+++ ENTRIES SUPPLIED +++

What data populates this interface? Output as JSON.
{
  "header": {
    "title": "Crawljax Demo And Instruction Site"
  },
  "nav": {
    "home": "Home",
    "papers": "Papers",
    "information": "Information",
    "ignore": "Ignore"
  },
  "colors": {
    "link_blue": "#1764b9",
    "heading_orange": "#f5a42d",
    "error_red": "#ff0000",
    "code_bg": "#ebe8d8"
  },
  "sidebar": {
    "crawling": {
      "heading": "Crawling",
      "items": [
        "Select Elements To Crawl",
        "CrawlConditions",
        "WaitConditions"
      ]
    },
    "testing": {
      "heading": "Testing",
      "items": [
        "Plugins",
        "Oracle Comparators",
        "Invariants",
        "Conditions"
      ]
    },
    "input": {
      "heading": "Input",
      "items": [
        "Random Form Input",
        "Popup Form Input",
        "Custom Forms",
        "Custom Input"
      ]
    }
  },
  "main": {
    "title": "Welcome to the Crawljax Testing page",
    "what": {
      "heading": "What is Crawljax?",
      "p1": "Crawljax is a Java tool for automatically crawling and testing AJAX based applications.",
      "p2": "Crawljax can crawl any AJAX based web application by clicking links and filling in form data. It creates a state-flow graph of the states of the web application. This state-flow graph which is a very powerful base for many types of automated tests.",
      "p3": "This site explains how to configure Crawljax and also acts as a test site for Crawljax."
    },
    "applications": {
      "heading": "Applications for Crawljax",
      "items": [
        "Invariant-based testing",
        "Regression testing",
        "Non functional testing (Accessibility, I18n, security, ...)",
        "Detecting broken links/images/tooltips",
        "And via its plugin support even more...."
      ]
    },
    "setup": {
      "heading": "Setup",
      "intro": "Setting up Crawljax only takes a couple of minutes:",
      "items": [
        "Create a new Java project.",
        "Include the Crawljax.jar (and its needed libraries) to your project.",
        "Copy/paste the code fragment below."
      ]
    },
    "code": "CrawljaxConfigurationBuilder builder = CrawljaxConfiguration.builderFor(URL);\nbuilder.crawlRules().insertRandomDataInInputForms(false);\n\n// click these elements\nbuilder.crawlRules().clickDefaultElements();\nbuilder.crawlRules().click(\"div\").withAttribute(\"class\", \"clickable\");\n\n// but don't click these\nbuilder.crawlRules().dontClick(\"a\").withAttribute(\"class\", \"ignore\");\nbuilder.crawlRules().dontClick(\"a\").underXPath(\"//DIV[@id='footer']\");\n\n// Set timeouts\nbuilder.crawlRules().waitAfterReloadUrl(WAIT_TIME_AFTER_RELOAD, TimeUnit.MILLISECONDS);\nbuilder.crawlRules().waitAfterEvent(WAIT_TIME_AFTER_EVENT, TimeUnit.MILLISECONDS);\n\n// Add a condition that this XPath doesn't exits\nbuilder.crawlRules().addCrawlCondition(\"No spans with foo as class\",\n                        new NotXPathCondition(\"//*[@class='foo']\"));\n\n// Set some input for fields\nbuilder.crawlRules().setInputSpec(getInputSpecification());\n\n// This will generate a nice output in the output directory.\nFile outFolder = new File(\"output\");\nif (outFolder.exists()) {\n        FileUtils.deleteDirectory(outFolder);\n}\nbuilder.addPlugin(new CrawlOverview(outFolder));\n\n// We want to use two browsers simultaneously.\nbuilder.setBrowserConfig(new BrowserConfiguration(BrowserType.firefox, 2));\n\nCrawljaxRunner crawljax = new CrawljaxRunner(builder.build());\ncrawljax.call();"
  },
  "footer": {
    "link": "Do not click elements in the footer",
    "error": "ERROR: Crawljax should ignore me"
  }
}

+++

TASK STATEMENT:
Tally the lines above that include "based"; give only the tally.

RESPONSE TO THE TASK:
3